During the “Urban National Parks in Emerging Countries” (UNPEC) research program, funded by the ANR (the french National Research Agency), the Urban Protected Areas Network have worked in partnership with the national parks and the cities in Rio, Cape Town, Mumbai, Nairobi. We have identified three main types of park’s dynamics:
South Africa’s Cape Floral Region (CFR) is one of the world’s great centres of terrestrial biodiversity. It is home to nearly 20% of Africa’s flora, while covering less than 0.5% of the continent’s area. The wetlands in this sensitive area face particular threats, including from development and agriculture, as the region is also home to farms growing around 95% of South Africa’s wine. On-farm conservation measures are therefore vital to protect the outstanding diversity, density and endemism of the biodiversity of the CFR.
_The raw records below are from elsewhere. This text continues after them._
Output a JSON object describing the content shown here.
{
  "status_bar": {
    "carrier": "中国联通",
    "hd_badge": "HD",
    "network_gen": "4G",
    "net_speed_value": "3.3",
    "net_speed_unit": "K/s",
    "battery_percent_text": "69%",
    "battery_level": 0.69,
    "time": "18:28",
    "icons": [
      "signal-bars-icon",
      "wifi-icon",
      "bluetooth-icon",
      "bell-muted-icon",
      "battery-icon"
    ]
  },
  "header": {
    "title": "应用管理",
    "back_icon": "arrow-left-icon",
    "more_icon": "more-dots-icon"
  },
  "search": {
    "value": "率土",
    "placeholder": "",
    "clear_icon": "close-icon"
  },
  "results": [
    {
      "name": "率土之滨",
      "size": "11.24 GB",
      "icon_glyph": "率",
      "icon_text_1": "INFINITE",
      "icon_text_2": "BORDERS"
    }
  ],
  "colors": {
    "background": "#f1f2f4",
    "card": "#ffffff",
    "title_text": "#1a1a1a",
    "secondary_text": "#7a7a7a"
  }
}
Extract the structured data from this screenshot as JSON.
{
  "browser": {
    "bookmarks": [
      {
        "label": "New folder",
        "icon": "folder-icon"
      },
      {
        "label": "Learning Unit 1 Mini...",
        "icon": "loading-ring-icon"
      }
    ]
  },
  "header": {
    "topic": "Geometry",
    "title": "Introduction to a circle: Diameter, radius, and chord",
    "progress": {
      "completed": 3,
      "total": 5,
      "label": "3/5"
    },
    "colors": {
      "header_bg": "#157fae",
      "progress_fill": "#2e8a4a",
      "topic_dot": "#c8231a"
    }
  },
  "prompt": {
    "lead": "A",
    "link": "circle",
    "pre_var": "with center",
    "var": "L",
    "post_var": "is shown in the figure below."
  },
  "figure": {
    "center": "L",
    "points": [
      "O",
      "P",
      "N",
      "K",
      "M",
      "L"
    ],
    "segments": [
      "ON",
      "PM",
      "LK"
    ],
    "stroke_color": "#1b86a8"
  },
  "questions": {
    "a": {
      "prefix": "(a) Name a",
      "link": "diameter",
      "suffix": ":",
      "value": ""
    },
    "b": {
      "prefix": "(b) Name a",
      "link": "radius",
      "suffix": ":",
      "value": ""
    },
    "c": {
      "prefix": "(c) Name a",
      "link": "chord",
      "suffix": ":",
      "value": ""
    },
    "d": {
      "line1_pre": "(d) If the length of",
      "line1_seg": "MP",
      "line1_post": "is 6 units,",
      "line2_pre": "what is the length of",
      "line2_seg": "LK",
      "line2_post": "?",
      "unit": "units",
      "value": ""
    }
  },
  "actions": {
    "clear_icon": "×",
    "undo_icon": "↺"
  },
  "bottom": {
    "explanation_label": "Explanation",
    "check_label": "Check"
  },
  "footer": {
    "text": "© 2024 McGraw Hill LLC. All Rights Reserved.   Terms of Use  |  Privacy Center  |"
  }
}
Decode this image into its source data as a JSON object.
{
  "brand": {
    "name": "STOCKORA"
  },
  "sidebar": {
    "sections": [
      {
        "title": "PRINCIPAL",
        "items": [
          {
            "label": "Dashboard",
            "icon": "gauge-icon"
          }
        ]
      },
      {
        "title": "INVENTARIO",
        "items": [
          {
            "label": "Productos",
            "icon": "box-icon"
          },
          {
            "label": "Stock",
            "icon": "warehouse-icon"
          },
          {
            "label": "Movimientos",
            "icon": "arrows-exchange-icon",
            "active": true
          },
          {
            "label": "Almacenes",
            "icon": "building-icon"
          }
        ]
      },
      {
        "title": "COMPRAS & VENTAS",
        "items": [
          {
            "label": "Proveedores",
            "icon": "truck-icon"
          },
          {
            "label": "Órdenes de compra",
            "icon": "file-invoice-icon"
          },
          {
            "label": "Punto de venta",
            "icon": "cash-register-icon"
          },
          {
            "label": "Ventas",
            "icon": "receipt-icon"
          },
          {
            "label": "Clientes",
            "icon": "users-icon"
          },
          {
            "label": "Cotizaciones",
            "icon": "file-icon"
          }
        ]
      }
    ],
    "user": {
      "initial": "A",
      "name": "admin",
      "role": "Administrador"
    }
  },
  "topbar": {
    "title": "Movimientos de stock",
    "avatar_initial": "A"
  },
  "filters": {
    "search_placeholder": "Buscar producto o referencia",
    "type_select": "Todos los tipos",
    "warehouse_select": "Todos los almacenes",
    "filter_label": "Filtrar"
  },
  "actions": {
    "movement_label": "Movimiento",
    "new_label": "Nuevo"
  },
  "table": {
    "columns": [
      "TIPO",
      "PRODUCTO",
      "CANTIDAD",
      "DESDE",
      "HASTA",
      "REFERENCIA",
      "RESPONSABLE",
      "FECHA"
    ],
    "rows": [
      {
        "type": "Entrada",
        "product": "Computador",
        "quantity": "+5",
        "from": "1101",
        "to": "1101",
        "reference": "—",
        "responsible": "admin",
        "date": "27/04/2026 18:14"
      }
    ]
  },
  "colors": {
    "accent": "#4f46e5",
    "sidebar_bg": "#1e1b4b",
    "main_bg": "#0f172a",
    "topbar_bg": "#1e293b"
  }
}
Table Mountain National Park (TMNP) dramatically improved its ability to link its priority conservation tasks with the sustainable development needs of Cape Town and its citizens, to the advantage of both the Park and the City’s citizens. This story illustrates the importance of a functioning governance system and a commitment to finding mutual interest between the goals of conservation and development.
Natura 2000 is the world's largest coordinated network of protected areas, established by two pieces of EU environmental legislation: the so-called Birds and Habitats Directives. The Natura 2000 network now comprises over 27000 sites across the 28 EU Member States. It covers over million km², more than 18% of the EU terrestrial area and over 4% of the marine area where EU Member States have national jurisdiction. The EU Birds and Habitats Directives and Natura 2000 are the cornerstone of the EU biodiversity policy and the backbone of its Green Infrastructure.
Many, if not most, extractive and industrial companies own portions of undisturbed or less disturbed landscapes which are not actively utilized for the company’s core business. By consolidating such areas, establishing their potential ecological contribution, initiating projects to improve the present ecological state and managing these lands as a protected area, such lands can contribute significantly to the sustainability profile of a company.
The Biodiversity Stewardship Programme was designed to promote a range of private landowners protection and sustainable management needs. The Programme consists of a range of applicable negotiated management plans and contracts, and in the protected areas categories, title deed restrictions. Categories include the highest category of nature reserve, which is designed to secure private nature reserves, and give them the same legal security as state-owned protected areas.
The biodiversity assets of Southern Africa are globally recognized as exceptional. The protection of these unique landscapes, and their associated flora and fauna, is a high priority on the political and sustainability agenda. The Diamond Route project demonstrates that, regardless of the industry, businesses need not impose a limit on their efforts to contribute positively to the creation, expansion, conservation, management and restoration of Southern Africa's natural capital base.